Brain surgeons performing moyamoya surgeryDoctors are using innovative procedures to improve the quality of life for people living with a blood vessel disorder called moyamoya disease.

"With moyamoya, the large vessels ─ the pipes that go to the brain ─ get narrow and small," says Dr. Bernard Bendok, chair of the Neurosurgery Department at Mayo Clinic's Arizona campus.

According to the National Institute of Neurological Disorders and Stroke, moyamoya means “puff of smoke” in Japanese and describes the look of the tangle of tiny vessels formed when the brain tries to overcome the narrowing of the pathways.

"The brain starts to compensate by having its tiny vessels get bigger," explains Dr. Bendok.  "But there is a tipping point beyond which it can do no more."
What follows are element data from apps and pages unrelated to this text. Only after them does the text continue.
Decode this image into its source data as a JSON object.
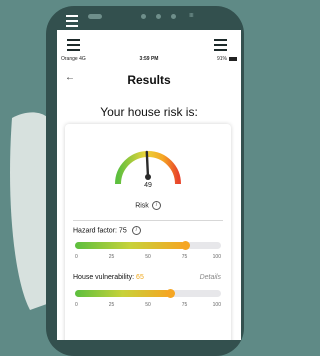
{
  "status_bar": {
    "carrier": "Orange 4G",
    "time": "3:59 PM",
    "battery": "91%"
  },
  "header": {
    "title": "Results"
  },
  "subtitle": "Your house risk is:",
  "gauge": {
    "value": "49",
    "label": "Risk",
    "fraction": 0.49
  },
  "hazard": {
    "label": "Hazard factor:",
    "value": "75",
    "fill_percent": 75,
    "ticks": [
      "0",
      "25",
      "50",
      "75",
      "100"
    ]
  },
  "vulnerability": {
    "label": "House vulnerability:",
    "value": "65",
    "details_label": "Details",
    "fill_percent": 65,
    "ticks": [
      "0",
      "25",
      "50",
      "75",
      "100"
    ]
  },
  "colors": {
    "background": "#5f8a86",
    "phone": "#33504e",
    "gauge_low": "#5cbf3e",
    "gauge_high": "#e8452c",
    "accent_orange": "#f5a623"
  }
}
In this Mayo Clinic Minute, Dr. Bendok explains what surgeons are now able to do to boost the brain's ability to overcome moyamoya disease. Jeff Olsen reports.

Watch: The Mayo Clinic Minute

Journalists: Broadcast-quality video pkg (1:00) is in the downloads. Read the script.